    • Possibly justified. The aforementioned Klingon physiology redundancies likely made his recovery far quicker than it would have been for humans or members of other races.
  • Styrofoam Rocks: That barrel was heavy enough to irreparably damage Worf's spine, yet the prop obviously bounces off of Michael Dorn stunt double Rusty McClennon's back due to how light it actually is. In fact, the prop was literally made of styrofoam.
  • Tested on Humans:
    • Doctor Russell's procedure has a 37% percent success rate on holographic patients. Starfleet Medical has denied her the right to experiment on living humanoids three times as of this episode. And along comes Worf...
    • Doctor Russell also uses a gravely injured accident victim to test another one of her experimental treatments, killing him. According to her, conventional treatments wouldn't have helped, but Crusher points out that she didn't even try using them first.

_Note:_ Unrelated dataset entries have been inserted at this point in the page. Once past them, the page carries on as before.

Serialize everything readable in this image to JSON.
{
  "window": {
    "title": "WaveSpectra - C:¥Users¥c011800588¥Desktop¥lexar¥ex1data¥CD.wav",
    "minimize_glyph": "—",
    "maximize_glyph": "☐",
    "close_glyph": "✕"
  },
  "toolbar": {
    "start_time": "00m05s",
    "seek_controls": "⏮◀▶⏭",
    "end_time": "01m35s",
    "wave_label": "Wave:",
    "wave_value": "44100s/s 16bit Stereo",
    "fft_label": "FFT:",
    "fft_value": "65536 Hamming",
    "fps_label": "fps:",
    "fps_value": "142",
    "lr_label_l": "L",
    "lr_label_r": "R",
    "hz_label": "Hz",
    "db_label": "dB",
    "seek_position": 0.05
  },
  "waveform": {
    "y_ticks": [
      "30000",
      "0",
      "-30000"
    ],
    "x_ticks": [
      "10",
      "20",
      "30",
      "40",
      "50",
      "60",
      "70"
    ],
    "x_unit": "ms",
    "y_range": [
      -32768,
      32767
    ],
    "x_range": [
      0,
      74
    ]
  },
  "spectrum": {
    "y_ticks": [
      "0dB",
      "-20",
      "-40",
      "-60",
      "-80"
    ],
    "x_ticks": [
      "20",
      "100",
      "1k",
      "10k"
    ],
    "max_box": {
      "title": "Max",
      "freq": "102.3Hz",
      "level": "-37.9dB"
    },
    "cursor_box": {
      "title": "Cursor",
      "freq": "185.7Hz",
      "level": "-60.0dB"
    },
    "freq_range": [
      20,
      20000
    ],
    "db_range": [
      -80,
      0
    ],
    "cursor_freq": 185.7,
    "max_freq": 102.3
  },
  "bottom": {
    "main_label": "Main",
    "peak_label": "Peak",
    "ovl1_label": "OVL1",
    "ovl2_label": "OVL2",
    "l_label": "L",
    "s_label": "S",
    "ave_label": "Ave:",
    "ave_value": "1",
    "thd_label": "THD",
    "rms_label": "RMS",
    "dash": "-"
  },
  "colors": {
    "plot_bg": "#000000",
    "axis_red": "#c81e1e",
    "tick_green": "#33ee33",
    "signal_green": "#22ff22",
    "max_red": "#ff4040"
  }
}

  • You're Just Jealous: Dr. Russell accuses Beverly of this, claiming that she is only opposing her plan to test her procedure on Worf because she's offering him a chance of recovery that Beverly can't. (Of course, the audience knows Crusher would never be so petty, let alone when a friend's life is at stake.)